Cyndy Violette recorded four cash finishes for $43,885, as did Schoenberg for $16,515, while Veronica Dabul was in the money three times for a total of $15,143.

Taiwan’s Ho might only have secured two cash finishes, but that gave her $544,262 with the overwhelming majority of that coming from her runner-up spot to Allen Bari in the $5,000 No-Limit Hold’em event.

The 28-year-old picked up $540,020 for that, while adding just $4,242 for finishing 125th in the $1,500 No-Limit Hold’em event #43.

Marsha Wolak, of Illinois, was next on $194,239 for her two cash finishes, while Singapore’s Vanessa Peng picked up $137,983 from two cashes, and Stephanie Nguyen, of San Diego, left with $131,900 for finishing second to Darren Woods in the $2,500 Six-Handed Limit Hold’em event #19.

Rast, meanwhile, is – before the big bucks are handed out to the November Nine – the leading earner with three cashes for $1,952,443, while 11-time WSOP bracelet winner Phil ‘The Poker Brat’ Hellmuth left with $1,591,004 from his three runner-up spots.

Tulsa’s WSOP Player of the Year leader, Ben Lamb – who has enjoyed an incredible series – managed four cash finishes so far, as he is still in the main event, to have already bagged $1,331,832, while Joe Ebanks left with $1,179,031 from three cash finishes, Chris Moorman picked up $1,051,466 from five in-the-money placings, and Bari has accumulated $894,259 after four cashes.

So, now we arrive at the main event – and there are some fascinating stats to list here, as well.

This year’s tournament attracted 6,865 entries, which is the third largest in WSOP history behind the 7,319 from last year and the record-setting 8,773 from 2006, when Jamie Gold left with a massive $12 million for his victory.

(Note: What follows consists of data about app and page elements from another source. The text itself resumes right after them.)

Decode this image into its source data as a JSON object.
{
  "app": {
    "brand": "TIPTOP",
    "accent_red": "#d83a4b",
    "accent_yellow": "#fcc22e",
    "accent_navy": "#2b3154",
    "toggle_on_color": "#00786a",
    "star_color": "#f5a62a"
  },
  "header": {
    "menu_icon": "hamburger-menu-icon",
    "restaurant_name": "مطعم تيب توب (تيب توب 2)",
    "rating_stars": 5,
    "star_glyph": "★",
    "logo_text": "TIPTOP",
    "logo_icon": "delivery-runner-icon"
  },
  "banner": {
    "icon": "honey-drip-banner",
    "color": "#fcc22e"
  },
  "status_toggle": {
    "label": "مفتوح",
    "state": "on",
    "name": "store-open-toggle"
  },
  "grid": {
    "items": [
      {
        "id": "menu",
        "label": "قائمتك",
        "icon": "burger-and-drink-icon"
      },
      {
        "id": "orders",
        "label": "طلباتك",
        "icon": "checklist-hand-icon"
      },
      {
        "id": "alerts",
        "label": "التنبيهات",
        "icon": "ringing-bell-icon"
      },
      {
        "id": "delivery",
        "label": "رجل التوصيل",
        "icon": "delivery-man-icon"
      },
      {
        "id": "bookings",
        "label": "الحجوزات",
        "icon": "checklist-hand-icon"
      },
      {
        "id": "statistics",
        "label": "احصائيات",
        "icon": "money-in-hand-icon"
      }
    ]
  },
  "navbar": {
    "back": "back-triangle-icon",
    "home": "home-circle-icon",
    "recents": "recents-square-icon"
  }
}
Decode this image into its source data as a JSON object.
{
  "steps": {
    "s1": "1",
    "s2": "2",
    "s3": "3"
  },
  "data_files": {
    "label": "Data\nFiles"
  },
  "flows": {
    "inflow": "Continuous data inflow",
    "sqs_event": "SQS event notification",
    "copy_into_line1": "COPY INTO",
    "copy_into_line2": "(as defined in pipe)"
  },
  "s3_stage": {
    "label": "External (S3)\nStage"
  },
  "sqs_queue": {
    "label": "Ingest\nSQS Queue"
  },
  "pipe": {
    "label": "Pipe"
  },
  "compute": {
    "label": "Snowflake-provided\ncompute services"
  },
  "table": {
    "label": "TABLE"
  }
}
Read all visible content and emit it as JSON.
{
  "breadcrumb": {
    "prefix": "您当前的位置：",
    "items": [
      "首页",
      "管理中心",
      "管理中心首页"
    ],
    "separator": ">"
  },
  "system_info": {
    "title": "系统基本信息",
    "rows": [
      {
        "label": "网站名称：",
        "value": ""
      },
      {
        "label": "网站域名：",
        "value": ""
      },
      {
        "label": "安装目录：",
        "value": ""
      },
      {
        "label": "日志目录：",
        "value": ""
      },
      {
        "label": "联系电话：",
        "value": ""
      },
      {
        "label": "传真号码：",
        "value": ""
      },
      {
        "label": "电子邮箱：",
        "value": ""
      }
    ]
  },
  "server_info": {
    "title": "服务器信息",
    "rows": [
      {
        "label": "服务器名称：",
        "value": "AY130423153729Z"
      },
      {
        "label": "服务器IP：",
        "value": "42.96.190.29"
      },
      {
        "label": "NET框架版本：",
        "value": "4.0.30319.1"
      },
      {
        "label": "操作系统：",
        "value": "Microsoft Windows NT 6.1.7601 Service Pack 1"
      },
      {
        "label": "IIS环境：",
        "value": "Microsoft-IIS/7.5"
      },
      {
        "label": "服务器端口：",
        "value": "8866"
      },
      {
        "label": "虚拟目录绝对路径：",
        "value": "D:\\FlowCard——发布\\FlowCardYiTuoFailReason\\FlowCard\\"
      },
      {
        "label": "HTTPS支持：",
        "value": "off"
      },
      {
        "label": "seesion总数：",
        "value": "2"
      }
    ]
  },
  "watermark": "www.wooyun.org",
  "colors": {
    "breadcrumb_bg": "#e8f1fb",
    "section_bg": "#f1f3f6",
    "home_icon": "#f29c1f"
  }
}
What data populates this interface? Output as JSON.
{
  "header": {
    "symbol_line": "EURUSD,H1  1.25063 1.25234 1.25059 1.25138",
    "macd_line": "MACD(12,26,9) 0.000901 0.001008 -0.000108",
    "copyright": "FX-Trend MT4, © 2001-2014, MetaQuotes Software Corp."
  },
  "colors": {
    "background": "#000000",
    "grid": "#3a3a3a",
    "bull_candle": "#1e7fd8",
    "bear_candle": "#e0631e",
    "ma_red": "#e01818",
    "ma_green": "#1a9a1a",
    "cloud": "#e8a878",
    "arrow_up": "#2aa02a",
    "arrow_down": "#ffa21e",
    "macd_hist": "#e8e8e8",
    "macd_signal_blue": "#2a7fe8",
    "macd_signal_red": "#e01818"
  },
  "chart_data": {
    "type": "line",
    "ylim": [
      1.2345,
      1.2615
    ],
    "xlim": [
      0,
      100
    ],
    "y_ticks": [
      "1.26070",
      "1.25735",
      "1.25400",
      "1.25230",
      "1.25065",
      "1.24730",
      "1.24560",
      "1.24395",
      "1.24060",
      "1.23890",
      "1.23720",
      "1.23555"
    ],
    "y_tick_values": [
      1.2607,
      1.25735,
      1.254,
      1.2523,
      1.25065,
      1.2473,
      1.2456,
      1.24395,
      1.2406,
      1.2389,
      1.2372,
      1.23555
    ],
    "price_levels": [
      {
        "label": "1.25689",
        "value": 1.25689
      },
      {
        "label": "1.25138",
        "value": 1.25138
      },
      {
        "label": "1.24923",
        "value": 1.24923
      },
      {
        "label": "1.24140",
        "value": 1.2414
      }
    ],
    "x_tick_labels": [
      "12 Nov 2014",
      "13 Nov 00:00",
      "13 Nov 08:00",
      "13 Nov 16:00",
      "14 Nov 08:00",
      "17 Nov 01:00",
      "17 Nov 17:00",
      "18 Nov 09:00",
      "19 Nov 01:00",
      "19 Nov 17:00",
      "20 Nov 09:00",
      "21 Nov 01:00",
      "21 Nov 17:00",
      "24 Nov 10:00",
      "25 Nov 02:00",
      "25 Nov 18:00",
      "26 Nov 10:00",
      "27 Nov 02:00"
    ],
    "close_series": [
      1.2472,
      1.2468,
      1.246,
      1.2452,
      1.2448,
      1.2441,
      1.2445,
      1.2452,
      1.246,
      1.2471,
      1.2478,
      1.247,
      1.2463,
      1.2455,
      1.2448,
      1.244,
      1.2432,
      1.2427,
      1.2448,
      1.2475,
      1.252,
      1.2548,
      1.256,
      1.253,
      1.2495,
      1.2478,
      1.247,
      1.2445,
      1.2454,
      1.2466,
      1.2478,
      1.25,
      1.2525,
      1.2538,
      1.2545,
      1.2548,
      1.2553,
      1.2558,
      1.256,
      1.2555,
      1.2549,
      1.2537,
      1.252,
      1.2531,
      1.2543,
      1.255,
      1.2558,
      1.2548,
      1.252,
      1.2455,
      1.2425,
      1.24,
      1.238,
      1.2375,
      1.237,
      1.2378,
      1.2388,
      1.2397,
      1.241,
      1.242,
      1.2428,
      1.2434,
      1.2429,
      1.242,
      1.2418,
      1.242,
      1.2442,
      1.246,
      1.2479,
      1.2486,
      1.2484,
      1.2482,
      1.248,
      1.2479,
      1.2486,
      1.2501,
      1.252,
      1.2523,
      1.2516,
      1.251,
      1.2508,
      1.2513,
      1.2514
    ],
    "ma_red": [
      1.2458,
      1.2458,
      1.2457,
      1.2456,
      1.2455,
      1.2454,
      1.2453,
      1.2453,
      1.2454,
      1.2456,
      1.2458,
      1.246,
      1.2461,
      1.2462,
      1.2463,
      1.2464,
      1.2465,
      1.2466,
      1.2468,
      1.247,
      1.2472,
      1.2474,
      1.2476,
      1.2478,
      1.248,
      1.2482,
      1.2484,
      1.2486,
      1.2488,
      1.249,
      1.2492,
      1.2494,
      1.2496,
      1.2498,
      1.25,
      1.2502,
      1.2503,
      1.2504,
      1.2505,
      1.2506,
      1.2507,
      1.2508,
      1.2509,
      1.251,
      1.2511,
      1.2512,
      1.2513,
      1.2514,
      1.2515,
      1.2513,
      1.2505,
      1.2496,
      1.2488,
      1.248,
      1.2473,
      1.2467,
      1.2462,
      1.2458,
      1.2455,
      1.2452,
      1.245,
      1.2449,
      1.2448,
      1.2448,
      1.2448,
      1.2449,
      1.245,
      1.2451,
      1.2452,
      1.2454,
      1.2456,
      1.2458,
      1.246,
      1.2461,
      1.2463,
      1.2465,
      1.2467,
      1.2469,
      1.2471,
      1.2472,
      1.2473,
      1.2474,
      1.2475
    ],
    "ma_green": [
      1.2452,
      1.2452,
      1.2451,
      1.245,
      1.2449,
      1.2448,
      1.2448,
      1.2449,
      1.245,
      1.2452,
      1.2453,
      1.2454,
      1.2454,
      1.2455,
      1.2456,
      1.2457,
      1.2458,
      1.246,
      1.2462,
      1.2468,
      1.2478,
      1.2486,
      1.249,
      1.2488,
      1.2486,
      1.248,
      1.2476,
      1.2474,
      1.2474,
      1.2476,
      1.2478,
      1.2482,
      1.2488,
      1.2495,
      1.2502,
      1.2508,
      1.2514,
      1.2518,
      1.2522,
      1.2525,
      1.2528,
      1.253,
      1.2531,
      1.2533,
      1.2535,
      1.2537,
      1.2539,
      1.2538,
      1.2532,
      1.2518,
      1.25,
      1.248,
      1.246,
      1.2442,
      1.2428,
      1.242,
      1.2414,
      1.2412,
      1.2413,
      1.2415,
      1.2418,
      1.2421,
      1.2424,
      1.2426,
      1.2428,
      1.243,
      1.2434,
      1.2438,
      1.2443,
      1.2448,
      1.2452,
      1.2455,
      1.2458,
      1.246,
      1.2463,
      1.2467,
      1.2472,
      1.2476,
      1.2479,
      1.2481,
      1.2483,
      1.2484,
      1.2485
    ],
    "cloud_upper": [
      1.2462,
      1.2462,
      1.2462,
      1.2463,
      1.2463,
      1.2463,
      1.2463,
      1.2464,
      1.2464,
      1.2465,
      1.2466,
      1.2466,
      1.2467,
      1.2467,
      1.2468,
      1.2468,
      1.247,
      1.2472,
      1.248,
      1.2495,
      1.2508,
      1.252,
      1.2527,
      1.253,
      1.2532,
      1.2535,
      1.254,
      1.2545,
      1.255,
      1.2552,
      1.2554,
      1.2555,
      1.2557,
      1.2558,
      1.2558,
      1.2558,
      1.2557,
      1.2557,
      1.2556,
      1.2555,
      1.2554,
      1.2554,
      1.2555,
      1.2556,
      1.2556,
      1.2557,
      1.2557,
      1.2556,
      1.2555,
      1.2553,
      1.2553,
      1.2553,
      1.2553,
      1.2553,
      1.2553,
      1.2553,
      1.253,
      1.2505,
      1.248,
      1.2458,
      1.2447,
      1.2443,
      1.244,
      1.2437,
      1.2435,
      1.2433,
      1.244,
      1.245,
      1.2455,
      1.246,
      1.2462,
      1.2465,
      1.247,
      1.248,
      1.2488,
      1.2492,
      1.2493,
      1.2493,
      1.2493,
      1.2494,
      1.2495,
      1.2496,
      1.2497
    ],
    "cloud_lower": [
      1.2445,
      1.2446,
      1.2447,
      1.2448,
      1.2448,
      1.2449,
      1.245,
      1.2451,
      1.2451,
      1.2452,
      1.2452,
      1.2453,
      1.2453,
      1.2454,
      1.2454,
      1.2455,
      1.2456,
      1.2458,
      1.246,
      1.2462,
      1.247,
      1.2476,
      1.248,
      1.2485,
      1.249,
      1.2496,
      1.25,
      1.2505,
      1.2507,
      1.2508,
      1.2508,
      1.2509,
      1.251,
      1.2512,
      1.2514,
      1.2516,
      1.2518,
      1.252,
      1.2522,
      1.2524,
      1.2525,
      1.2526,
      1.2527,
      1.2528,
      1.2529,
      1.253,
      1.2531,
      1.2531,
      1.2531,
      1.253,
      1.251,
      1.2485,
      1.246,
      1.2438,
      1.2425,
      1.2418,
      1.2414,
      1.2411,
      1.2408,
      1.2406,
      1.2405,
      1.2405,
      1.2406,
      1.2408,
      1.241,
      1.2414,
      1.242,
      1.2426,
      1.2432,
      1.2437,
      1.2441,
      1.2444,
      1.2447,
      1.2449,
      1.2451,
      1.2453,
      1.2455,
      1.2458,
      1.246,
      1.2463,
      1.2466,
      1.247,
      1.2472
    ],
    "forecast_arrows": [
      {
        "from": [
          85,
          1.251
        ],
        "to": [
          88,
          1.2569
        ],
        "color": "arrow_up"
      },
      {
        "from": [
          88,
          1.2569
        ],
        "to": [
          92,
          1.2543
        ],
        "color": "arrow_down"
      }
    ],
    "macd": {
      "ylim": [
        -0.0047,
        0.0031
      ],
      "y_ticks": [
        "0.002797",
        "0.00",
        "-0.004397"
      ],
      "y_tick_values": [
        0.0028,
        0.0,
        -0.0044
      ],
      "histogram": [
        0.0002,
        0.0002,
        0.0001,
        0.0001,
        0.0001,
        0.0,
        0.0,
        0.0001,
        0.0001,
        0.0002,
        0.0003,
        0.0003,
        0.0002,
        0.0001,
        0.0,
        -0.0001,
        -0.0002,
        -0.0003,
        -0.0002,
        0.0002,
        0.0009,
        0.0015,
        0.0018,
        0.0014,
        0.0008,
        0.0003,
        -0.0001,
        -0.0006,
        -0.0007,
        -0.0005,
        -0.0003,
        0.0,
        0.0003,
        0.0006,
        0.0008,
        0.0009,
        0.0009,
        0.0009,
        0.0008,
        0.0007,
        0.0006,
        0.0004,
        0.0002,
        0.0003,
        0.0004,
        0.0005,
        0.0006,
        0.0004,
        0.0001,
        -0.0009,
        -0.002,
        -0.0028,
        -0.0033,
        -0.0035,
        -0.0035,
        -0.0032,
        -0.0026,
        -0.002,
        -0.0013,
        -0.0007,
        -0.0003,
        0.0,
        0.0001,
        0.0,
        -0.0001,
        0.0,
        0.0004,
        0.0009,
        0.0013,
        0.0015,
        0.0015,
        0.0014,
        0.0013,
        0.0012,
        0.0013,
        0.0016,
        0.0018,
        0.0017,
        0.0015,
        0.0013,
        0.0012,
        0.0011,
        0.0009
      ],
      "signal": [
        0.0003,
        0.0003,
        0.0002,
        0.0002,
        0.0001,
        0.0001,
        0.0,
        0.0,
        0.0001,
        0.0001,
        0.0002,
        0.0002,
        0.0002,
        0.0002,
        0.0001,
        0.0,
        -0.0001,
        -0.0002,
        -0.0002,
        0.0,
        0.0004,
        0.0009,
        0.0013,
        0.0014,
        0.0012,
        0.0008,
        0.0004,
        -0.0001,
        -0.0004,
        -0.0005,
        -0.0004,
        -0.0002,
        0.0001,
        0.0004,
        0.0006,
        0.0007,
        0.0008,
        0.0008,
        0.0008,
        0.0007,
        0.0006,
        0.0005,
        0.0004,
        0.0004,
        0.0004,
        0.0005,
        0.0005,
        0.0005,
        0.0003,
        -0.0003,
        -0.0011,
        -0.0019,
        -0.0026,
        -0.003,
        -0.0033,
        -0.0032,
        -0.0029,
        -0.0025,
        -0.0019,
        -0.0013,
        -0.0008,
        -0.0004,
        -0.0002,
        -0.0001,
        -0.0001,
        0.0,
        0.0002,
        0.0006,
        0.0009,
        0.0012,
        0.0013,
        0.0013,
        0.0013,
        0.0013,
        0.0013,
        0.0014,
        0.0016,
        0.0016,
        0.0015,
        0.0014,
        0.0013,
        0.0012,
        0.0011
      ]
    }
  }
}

With so many starters, the average age was well above the norm for this year’s 42nd staging of the WSOP at 37.17 years, with New York State’s Ellen Deeb the oldest at 91 and Florida’s Logan Deen the youngest as he only turned 21 on the seventh of July, which just happened to be Day 1B of the main event.

Similar to the WSOP as a whole, just 242 main event entrants were female, accounting for only 3.5% of the total, while 85 nations were represented in the race to collect the most sought-after of bracelet tournaments.

Not surprisingly, the USA provided the biggest number of participants with 4604, with Canada supplying 486 and the UK
entering 288. The other seven top 10 countries were France (213),
Germany (158),
Russia (108),
Italy (106),
Brazil (83),
Australia (80)
and Sweden (79).

Finally, all 50 US States recorded participants, with California again on top with 796, to be followed by
Nevada (460),
New York (422),
Florida (358) and Texas (326).

Well, there you have it, folks. That’s a quick rundown on some of the more interesting stats from this summer’s WSOP. Phew!